== Segment start ==
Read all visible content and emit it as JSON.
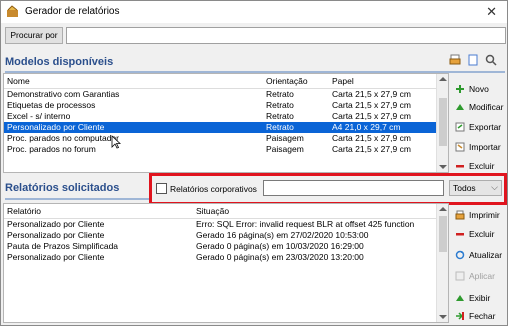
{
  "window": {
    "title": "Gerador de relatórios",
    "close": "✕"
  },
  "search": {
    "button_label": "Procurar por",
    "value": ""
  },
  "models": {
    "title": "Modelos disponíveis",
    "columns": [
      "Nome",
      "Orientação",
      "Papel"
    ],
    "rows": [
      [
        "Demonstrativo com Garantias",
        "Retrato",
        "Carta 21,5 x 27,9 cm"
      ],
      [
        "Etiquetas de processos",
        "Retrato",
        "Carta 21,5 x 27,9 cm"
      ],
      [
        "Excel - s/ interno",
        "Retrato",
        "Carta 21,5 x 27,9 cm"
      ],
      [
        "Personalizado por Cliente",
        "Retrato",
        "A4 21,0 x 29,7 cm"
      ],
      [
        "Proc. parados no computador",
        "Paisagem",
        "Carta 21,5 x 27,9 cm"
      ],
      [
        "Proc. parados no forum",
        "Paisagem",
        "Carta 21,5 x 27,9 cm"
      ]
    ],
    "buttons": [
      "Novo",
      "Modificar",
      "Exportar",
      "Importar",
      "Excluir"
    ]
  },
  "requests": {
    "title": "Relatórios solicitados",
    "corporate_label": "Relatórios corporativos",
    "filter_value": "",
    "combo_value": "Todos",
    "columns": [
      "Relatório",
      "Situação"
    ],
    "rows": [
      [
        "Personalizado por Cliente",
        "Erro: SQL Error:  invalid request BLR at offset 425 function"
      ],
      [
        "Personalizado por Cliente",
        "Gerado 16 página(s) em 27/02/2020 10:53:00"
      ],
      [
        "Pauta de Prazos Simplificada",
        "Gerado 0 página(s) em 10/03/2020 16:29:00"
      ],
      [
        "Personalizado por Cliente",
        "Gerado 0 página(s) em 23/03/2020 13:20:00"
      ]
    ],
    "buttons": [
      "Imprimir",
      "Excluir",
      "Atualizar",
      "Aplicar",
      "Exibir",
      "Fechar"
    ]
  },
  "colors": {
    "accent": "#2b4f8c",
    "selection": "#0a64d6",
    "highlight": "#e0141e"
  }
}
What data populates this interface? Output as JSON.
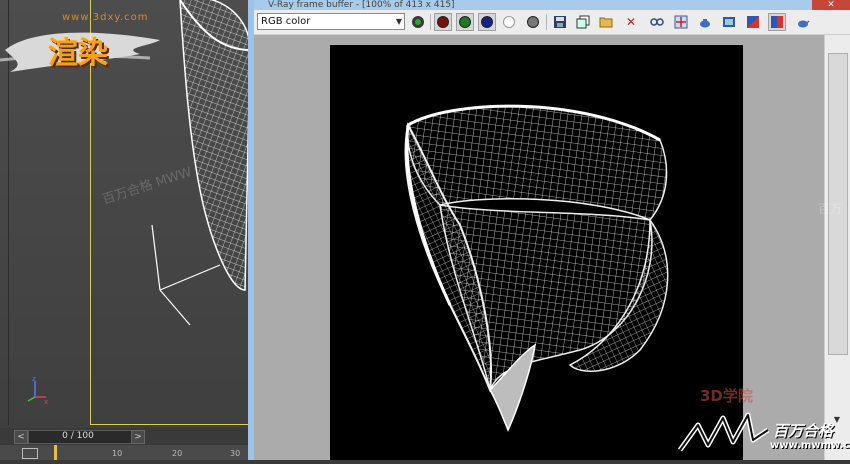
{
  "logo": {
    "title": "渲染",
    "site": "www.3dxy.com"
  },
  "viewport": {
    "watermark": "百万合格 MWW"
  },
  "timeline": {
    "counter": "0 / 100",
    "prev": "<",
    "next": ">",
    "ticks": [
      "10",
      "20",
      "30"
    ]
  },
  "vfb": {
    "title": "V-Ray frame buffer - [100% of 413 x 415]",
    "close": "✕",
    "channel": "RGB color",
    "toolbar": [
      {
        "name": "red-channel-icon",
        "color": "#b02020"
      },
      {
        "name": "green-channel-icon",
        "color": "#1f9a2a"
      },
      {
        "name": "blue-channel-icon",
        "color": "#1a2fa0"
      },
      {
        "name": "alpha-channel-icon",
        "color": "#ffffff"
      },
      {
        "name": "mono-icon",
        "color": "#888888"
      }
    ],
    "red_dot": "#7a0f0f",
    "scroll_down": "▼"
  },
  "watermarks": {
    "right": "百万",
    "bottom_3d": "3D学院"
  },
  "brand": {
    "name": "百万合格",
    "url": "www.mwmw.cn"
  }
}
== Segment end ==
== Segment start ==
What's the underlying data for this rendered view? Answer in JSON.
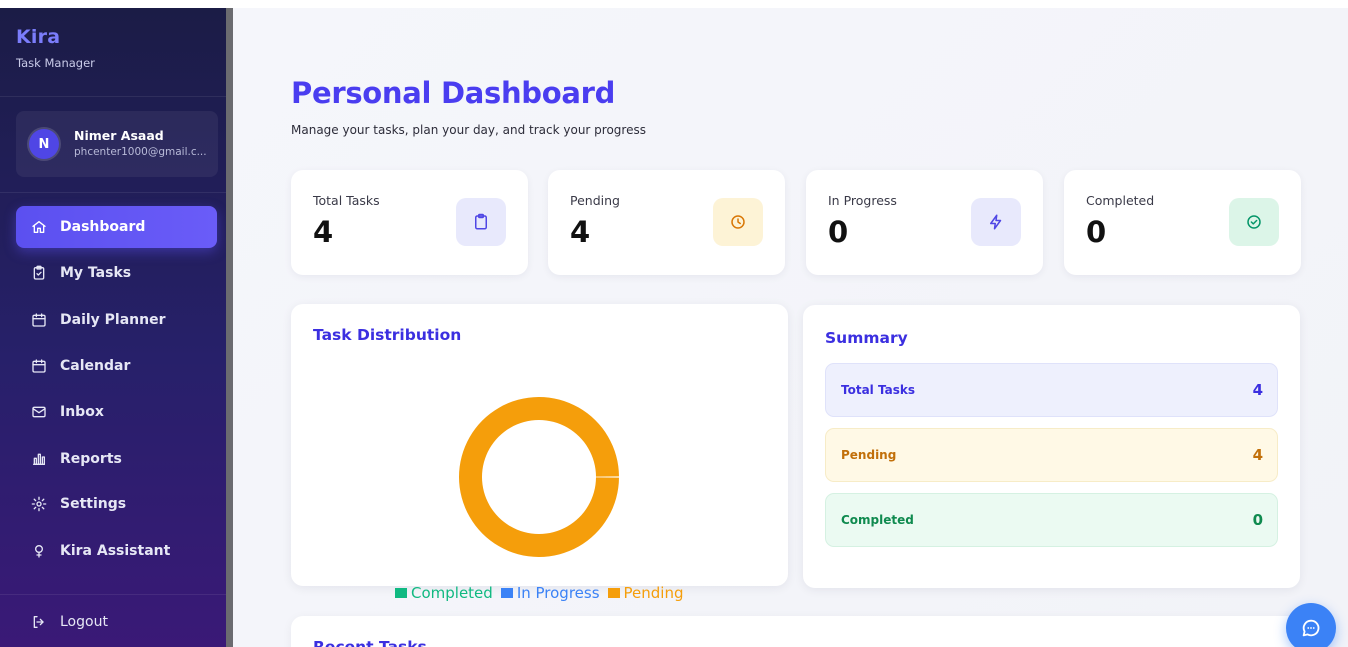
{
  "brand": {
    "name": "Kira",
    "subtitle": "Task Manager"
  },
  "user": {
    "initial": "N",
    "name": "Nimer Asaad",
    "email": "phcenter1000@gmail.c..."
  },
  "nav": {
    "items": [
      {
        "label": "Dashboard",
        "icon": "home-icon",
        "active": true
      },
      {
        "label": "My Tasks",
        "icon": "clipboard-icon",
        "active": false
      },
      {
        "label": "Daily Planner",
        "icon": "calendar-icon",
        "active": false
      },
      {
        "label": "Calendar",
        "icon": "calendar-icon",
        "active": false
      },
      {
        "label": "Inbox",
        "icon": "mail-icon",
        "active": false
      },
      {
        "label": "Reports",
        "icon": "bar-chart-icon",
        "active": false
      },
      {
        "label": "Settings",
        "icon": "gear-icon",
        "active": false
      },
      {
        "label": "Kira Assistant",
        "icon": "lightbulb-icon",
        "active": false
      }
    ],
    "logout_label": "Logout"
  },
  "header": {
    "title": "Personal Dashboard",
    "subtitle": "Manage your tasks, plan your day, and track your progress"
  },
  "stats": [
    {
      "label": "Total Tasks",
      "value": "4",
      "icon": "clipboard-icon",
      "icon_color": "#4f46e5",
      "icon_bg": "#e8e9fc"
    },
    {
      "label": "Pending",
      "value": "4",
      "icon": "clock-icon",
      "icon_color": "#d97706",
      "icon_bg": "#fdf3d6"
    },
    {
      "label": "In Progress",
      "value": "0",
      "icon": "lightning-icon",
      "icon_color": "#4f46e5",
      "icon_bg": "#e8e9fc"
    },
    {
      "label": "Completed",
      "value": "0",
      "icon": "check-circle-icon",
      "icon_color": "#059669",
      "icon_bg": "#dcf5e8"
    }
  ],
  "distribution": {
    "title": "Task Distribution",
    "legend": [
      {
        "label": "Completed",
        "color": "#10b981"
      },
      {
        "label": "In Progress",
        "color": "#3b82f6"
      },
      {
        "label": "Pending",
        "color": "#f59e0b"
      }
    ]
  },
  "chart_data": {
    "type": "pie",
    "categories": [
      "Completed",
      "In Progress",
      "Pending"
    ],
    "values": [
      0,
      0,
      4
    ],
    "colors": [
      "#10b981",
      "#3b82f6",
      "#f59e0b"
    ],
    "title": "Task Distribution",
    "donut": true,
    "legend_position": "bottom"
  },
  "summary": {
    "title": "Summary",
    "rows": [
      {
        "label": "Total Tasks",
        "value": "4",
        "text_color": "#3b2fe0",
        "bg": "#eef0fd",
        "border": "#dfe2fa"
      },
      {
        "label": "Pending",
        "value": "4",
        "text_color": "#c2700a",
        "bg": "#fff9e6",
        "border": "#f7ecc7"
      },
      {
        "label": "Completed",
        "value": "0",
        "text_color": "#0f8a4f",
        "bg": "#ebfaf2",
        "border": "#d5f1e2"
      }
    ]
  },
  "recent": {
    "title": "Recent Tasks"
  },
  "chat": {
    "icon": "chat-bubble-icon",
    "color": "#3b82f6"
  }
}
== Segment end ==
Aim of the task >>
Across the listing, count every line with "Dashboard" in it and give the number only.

Exercise answer >>
2